Some entity, apparently Iran through Hezbollah or the Revolutionary Guards in Lebanon, tested its technological and operational capabilities and also tested Israel's air defense capabilities. While Israel's air defense systems worked, we cannot ignore the fact that the drone, which was apparently Iranian made, was shot down a mere 30 kilometers from the Dimona reactor. This will give Nasrallah and his masters a cause for celebration.
Israel, which threatens Iran and flies regularly over Lebanon to take photos, received a warning on Saturday: We too can fly above you, take photos and reach your most sensitive sites, so don't mess with us.
Naturally, Israel is withholding information regarding the penetration of the drone into its airspace, because at this very moment professionals in Iran and Lebanon are waiting for every bit of information regarding the drone's flight and the manner in which it was shot down in order to draw operational lessons: Where are the Israeli air defense's weak spots? What are the weaknesses of the drone itself?
Meanwhile in Israel, engineers and intelligence officials are reassembling the drone. It is not every day that you get an opportunity to study a product of Iranian technology so thoroughly and see how far they have come.
Those who launched the unmanned aerial vehicle (UAV) will manipulate the infiltration for their own propaganda purposes, as the drone was shot down only after flying for 20 minutes over populated Israeli areas, an army base and near sensitive facilities such as the Dimona reactor.
Israel is presenting the drone's interception as a show of force and an achievement. The Air Force claims it could have downed the UAV during any stage of its flight over Israel but preferred to shoot it down over a non-populated area to avoid causalities and damage.
IDF forces search for drone's parts (Photo: Haim Horenstein)
The good news is that the system that is supposed to protect Israel's skies works. The drone was detected while it was still flying over the Mediterranean Sea, a few minutes before 10 am. Four F-16 fighter jets were scrambled to intercept the drone even before it entered Gaza's airspace.
The fighter jets' radars also detected the UAV - a significant technological feat considering the fact that drones travels at a slow speed – and later used a heat-seeking missile to down the drone, which emits less heat than other, larger aircraft.
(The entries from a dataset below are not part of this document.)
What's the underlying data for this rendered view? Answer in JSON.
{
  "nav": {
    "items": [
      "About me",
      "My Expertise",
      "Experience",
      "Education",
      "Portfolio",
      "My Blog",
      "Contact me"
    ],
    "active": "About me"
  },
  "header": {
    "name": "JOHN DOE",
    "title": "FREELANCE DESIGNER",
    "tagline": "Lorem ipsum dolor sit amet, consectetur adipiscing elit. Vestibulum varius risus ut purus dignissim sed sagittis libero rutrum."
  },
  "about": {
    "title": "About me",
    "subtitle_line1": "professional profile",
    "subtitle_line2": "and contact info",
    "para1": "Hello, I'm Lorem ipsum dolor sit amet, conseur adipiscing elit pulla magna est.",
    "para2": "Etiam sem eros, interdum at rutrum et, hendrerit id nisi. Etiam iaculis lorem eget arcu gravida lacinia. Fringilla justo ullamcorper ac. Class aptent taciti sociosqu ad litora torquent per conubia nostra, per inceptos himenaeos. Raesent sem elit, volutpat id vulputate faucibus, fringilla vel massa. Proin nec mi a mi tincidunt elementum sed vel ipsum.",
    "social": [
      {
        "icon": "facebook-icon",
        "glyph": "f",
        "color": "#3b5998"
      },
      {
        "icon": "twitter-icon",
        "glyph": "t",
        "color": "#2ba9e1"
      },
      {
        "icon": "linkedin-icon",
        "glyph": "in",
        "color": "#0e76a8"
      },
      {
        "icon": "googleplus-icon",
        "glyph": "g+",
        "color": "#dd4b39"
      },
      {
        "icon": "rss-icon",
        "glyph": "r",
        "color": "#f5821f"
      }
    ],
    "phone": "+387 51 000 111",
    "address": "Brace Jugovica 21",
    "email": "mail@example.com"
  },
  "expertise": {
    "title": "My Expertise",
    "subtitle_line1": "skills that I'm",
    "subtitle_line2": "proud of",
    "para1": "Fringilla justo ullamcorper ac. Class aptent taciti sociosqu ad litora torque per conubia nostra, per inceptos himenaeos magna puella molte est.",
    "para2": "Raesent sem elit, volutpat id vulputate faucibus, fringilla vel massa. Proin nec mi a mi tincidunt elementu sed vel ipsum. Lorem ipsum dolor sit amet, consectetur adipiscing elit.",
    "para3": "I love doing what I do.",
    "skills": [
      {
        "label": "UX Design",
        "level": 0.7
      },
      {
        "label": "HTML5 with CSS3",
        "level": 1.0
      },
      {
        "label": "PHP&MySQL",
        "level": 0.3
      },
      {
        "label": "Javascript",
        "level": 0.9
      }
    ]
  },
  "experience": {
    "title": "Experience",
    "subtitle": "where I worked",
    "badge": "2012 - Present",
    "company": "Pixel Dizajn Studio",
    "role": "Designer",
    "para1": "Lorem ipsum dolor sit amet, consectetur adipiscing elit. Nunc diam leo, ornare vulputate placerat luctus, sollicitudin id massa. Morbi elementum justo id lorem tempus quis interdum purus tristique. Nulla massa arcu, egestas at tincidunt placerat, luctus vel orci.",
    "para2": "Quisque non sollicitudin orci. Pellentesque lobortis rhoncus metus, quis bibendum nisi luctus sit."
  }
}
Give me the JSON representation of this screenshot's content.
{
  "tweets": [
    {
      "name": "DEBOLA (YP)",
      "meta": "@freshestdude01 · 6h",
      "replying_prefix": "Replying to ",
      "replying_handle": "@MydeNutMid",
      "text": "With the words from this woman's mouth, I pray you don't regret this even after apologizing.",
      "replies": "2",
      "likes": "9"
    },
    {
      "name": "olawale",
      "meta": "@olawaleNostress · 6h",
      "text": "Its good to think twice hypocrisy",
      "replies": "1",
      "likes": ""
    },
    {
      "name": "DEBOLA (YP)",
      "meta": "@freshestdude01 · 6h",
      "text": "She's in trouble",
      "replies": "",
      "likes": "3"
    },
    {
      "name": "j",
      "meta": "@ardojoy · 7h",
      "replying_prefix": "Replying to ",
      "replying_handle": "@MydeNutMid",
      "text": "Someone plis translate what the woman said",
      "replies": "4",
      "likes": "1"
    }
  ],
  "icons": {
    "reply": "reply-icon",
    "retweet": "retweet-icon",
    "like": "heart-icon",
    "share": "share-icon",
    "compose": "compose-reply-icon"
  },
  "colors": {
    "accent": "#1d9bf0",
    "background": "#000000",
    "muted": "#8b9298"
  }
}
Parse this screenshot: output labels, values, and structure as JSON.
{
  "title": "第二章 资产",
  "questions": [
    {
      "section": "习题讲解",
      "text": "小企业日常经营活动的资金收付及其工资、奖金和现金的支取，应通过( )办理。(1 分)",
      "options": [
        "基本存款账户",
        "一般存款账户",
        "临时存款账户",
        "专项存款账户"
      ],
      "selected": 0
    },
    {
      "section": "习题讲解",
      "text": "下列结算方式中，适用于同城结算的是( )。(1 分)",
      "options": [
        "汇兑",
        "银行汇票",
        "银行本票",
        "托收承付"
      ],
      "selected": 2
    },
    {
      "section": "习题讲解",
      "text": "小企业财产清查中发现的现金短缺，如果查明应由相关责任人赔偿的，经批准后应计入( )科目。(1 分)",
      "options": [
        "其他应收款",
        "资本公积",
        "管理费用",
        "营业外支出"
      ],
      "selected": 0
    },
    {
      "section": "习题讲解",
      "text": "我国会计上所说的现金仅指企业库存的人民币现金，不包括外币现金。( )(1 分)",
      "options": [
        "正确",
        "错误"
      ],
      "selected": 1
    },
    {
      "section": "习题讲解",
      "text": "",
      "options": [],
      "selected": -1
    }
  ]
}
The fact that the drone was launched on a Saturday morning is not coincidental. Its operators apparently assumed that the level of alertness is lower on Saturday, when all kinds of civilian planes and hang gliders are in the air.
The bad news is that the drone, which apparently departed from Lebanon, flew over the sea for at least three hours, and did not raise enough suspicion in Israel until it approached Gaza's coastline. This may indicate a technological or protocol problem, or perhaps a lack of alertness. In any case, the incident calls for improvements in all three areas.
The drone's interception should remind Israel's citizens of what army intelligence has known all along: The other side is constantly looking for ways to infiltrate the country, for weak points, and it is preparing what Nasrallah referred to as a "surprise weapon" – a weapon that will infiltrate deeper into Israeli territory, a weapon that is meant to rattle the State of Israel's nerves.
Now Israel will check whether Iran's drones have more advanced capabilities, such as a space-based satellite navigation system (GPS), which is more accurate, or even a satellite communication system.
Such a drone is capable of carrying intelligence gathering apparatus or weapons systems. It can also serve as a 'suicide drone' laden with explosives, which can crash into a target such as a cruise missile.
In the next war drones will come from the north in waves, and Gaza may contribute its part as well, as Hamas is working independently to develop its own UAVs.
For now there are more questions than answers, but there is no doubt that this incident constitutes a major turning point as far as Israel's security is concerned. The Iranians sent us a message via Lebanon: You will be attacked not only with rockets and missiles, but with explosives-laden unmanned aircraft as well.